My grandfather was an aerospace engineer and a lover of innovative technology. As far back as I can remember, he could be found tinkering with a new gadget (purchased after hours spent pouring over consumer reports, of course) or building something on his own if he couldn’t find a product that suited his needs. He once built a ramp for getting his boat in the water with some plywood and cutting boards. He was an early adopter. He had the first computers, the first internet connections, the first digital-everything.
We called him Pop and he entertained his grandchildren’s innocent curiosities with great delight. Grandma and Pop had a water barometer in their kitchen. One day, my cousins and I inquired what would happen if you blew into it.
With a grin, he suggested we try it and find out:
If you’re familiar with how barometric pressure works, you know this didn’t end well for us, but it’s remained a favorite tale among cousins for nearly 20 years.
Pop took me to science museums and aircraft carrier tours and taught me to sail and tie knots. He gave me math problems and riddles. He asked me hard questions. He let me navigate, even when I took him an hour out of the way (really, who trusts a 4-year-old with directions to the bagel shop?)
Pop died nearly 10 years ago, but my grandmother recently relayed a story to me that I had never heard before, and quickly came to cherish:
(To no one’s surprise), I was a bossy child and I was a ham. I liked to command a room’s attention with stories and jokes from a young age. During one such spectacle, when I was maybe 5 or 6 years old, a number of adults in the room commented amongst themselves that I was destined for a career in theater: maybe an actress, maybe a director.
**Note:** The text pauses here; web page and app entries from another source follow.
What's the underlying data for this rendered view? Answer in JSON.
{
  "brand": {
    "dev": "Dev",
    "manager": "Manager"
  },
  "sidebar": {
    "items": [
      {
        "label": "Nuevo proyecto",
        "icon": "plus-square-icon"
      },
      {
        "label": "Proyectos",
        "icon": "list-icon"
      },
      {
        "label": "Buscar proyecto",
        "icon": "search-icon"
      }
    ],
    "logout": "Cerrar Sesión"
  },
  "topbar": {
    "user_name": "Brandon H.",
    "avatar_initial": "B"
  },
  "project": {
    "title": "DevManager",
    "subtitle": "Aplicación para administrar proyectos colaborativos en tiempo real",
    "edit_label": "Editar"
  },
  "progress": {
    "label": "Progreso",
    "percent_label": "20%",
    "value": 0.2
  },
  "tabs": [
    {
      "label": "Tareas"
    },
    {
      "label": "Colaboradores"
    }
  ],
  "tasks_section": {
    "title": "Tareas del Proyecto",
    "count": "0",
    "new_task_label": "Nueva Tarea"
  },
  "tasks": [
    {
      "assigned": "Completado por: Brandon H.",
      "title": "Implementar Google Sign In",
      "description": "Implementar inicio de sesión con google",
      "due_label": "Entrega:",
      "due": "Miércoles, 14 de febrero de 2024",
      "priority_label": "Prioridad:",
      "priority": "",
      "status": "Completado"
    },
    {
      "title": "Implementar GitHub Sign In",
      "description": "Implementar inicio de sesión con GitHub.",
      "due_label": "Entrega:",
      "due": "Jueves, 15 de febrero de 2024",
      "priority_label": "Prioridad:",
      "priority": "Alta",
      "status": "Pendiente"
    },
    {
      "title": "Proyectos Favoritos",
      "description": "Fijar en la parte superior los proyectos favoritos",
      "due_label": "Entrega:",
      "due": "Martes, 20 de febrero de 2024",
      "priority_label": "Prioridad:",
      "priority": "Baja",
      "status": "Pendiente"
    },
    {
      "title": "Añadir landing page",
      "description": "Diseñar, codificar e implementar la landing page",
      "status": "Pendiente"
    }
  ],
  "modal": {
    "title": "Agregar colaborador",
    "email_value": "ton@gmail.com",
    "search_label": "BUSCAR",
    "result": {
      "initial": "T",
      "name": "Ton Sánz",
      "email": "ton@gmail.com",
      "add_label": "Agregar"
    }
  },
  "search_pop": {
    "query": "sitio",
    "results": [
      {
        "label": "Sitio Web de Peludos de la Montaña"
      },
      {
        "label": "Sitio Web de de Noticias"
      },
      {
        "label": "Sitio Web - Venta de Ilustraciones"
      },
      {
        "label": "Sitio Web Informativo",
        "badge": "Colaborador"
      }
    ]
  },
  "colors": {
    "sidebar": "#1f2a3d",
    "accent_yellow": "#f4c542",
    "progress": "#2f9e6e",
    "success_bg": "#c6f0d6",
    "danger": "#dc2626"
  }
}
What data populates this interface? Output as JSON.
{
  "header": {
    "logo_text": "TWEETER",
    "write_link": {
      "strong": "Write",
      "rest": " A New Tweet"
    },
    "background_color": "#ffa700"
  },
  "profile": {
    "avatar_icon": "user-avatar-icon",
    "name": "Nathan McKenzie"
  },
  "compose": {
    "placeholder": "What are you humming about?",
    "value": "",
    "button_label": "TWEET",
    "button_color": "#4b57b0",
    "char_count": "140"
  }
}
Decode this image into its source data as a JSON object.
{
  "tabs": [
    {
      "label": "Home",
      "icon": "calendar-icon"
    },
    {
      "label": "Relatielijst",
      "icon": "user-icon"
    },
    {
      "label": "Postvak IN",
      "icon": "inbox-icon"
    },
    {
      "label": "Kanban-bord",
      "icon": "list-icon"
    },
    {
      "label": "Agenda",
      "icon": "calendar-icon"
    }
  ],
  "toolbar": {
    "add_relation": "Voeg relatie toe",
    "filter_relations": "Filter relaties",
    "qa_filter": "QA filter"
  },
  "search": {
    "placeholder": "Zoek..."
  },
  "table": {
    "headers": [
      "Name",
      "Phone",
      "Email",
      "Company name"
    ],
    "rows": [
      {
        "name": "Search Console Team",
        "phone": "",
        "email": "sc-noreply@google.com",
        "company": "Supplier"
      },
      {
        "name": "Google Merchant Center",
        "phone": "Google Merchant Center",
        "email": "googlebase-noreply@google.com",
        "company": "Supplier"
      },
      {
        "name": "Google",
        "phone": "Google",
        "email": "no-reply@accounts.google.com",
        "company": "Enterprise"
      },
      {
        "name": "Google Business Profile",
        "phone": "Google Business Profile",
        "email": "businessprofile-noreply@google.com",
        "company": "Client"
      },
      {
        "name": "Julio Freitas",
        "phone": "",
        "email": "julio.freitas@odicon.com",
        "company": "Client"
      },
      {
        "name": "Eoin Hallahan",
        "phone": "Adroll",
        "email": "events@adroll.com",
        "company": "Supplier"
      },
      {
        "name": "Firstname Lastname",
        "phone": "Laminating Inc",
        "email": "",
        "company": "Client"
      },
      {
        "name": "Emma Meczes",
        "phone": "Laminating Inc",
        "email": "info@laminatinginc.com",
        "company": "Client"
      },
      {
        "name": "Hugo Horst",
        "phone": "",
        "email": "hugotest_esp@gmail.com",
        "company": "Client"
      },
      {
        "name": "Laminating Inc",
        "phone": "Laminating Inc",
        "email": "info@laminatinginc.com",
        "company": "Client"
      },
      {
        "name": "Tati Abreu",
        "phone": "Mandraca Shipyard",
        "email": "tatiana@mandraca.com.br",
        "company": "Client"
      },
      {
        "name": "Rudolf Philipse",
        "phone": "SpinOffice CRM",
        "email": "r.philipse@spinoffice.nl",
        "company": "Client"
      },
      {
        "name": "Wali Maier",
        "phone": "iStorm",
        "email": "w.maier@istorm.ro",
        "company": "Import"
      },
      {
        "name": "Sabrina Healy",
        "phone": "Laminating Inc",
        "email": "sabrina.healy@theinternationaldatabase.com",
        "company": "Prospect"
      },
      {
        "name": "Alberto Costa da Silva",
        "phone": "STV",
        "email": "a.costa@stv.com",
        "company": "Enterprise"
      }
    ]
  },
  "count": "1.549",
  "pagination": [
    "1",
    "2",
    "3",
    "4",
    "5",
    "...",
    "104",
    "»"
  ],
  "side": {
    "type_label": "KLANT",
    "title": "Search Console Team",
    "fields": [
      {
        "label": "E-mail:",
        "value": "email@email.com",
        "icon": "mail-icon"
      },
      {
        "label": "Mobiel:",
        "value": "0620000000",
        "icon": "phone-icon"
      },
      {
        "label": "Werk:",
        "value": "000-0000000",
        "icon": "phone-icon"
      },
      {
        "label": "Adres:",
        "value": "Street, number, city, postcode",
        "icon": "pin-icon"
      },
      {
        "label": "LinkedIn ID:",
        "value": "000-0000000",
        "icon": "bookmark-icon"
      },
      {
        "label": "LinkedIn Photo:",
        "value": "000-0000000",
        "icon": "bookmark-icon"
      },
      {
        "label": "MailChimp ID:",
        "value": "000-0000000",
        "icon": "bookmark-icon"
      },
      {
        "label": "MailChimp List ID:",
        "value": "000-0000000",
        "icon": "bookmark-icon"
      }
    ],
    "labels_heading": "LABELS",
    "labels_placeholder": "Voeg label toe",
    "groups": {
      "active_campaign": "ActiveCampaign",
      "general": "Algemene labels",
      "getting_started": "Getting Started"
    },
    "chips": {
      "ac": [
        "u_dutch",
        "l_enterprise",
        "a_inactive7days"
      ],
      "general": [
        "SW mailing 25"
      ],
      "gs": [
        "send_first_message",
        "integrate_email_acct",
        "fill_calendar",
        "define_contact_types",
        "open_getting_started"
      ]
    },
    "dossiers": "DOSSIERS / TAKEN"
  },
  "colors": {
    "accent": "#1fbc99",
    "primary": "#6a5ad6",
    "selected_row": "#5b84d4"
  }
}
Pop turned to my grandmother and whispered, “No. She’ll be a CEO.”
My grandfather was born in the 1930s and had a prominent career in engineering. It’s safe to say that there were few, if any, female CEOs in his ecosystem. Somehow, this didn’t stop him from imagining that future for his granddaughter. I wish he were here to see it become a reality. Pop’s Galileo thermometer sits on my bedroom shelf, a visual reminder to seek knowledge and pursue curiosity; try, and find out.